Required action. In the records, find each line where "never" occurs, and copy it.
──────── Recorded data ────────
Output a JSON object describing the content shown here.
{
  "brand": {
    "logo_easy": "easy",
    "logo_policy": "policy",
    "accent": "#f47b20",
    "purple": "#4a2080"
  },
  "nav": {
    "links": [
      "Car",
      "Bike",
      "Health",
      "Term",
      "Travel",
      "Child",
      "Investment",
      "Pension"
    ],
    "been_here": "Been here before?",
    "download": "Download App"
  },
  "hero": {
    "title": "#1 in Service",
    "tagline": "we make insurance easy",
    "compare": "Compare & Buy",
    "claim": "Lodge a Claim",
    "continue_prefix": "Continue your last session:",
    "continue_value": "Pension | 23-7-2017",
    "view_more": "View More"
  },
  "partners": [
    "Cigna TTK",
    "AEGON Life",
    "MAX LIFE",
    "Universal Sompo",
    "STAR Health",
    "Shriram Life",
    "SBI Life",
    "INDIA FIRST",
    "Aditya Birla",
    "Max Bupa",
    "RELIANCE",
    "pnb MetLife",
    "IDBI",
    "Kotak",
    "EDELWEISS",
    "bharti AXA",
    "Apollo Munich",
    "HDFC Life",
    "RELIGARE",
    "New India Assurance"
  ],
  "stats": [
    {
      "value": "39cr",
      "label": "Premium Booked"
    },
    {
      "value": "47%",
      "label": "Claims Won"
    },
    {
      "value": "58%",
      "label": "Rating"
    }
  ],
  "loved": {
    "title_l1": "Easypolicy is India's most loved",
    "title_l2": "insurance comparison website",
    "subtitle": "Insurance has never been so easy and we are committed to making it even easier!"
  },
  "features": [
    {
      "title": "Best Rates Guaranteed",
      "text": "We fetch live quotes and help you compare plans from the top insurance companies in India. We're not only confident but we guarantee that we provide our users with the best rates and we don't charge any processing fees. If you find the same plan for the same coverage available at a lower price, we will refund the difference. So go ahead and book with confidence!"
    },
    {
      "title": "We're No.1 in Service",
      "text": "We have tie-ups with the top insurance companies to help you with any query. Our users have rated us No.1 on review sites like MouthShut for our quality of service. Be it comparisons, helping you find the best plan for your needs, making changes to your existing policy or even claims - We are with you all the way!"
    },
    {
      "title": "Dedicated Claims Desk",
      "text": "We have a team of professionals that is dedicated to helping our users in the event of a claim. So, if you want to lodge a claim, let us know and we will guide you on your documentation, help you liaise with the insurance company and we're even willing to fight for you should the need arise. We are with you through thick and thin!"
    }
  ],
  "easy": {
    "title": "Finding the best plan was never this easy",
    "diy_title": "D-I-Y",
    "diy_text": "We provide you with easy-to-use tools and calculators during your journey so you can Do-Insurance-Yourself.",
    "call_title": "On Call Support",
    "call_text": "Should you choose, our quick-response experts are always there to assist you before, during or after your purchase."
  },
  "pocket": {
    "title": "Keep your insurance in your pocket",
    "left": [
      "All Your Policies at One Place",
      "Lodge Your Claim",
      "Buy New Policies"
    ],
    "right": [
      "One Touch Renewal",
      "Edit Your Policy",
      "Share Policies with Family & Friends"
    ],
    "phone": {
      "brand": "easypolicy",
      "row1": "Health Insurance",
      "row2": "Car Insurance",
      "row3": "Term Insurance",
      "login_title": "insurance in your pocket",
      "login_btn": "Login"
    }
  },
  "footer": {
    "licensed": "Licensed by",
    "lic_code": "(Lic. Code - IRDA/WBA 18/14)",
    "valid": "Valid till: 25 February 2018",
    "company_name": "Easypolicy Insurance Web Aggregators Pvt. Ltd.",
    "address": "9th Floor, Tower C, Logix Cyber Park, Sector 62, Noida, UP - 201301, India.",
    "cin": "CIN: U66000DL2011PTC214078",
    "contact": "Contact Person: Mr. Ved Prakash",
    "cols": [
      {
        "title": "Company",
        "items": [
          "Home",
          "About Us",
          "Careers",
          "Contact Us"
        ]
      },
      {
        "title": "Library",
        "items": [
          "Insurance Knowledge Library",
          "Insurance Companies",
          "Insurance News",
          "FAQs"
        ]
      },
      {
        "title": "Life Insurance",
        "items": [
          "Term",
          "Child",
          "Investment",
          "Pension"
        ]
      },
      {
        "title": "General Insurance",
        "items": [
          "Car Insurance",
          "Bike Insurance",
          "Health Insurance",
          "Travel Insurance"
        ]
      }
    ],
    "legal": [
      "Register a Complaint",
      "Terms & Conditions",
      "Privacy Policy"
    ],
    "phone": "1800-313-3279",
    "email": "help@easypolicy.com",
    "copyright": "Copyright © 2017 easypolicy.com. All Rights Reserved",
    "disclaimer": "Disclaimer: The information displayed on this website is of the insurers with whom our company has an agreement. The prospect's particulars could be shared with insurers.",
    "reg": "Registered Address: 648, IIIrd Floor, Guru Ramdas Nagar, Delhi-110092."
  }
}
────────
Solution for this task.
    "subtitle": "Insurance has never been so easy and we are committed to making it even easier!"
    "title": "Finding the best plan was never this easy",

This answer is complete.